BAZIS contemporary art space
H. Barbusse 59-61, 1st floor, Cluj




(1975, Barcelona), www.samuelsalcedo.com
Studies of Fine Arts at the University of Barcelona and at Manchester Metropolitan University, Department of Fine Arts.

Salcedo avoids a solemn tone and represents as a dramatic comedy the matters that to other people would be tragic or even boring. And he does so with the joy of someone who is free of certain vanities that are the foundation of our pretentious society, with the clarity of someone who is free from self -deception and accepts the ridiculous part and the limitations of being human. In his work is that it conveys an extraordinary sense of freedom, partly because he dares to contemplate the human species with critical and self-critical distance, with an ironic vision on the most grotesque, ridiculous or naïve aspects of it, but always avoiding judgment from an alleged superiority. Salcedo not only makes use of this freedom of figurative representation. When portraying today’s human being, he also shows a complete liberation from any kind of hypocritical moralism, whether traditional, old, or those that are spread by a certain progressive way of thinking hindered by clichés.

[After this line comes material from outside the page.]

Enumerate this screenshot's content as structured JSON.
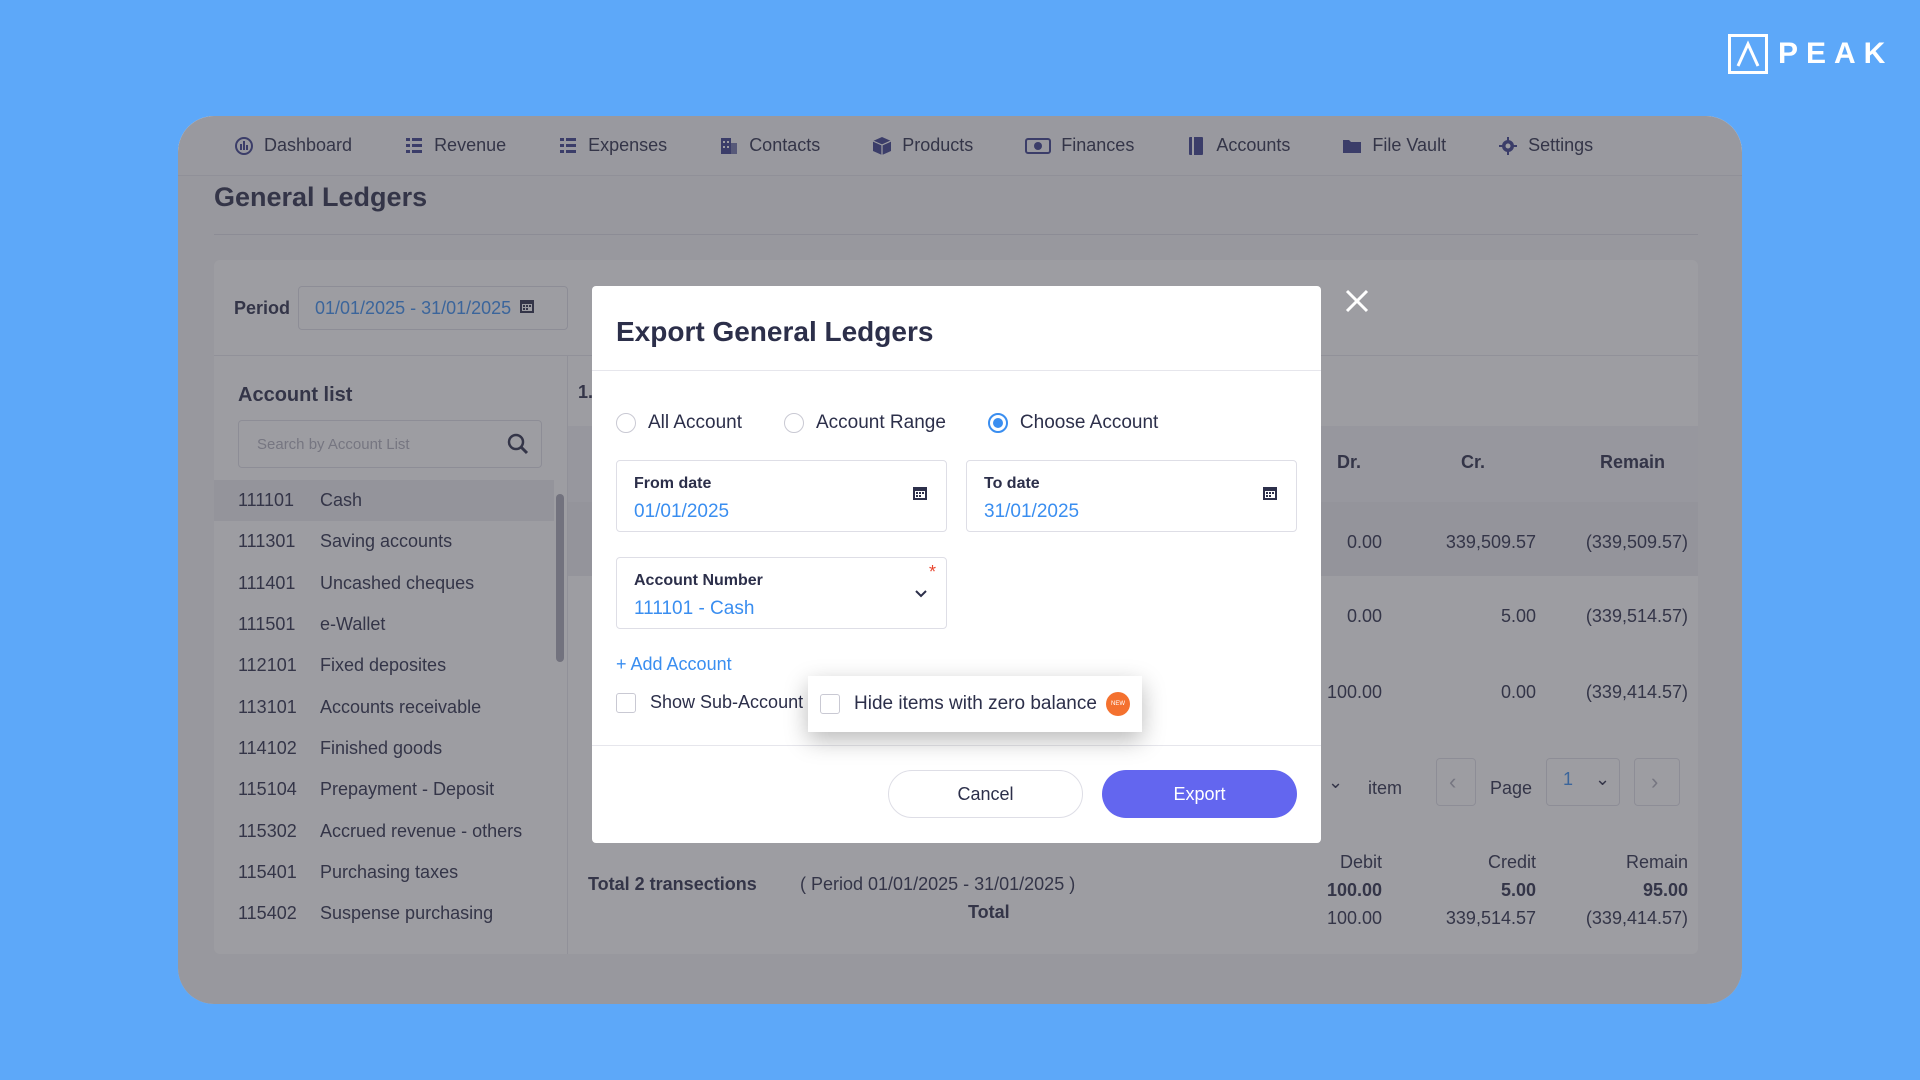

For its technical virtuosity and sometimes transgressive contents, Salcedo's work could connect with Maurizio Cattelan or with hyperrealist artist Ron Mueck, but Salcedo does not focus on anecdote and impact. The meaning of his work is more ambiguous and is closer to Nietzsche: the recognition of reality, as a whole, including the worst and the ridiculous, the recognition of the all too human and the insufficiently superhuman in this pretentious little animal called man (or woman). Salcedo manages to represent the human being as an animal (he undresses him) and at the same time as a creature who needs distractions and gifts, as a deficient being who needs to buy additional objects: profane masks, fiction objects and psychological prostheses suitable for a post-natural being, substitutes maybe for what has been called the paradise lost.
Juan Bufill: Animal Thrills (Anaid Art Gallery Berlin)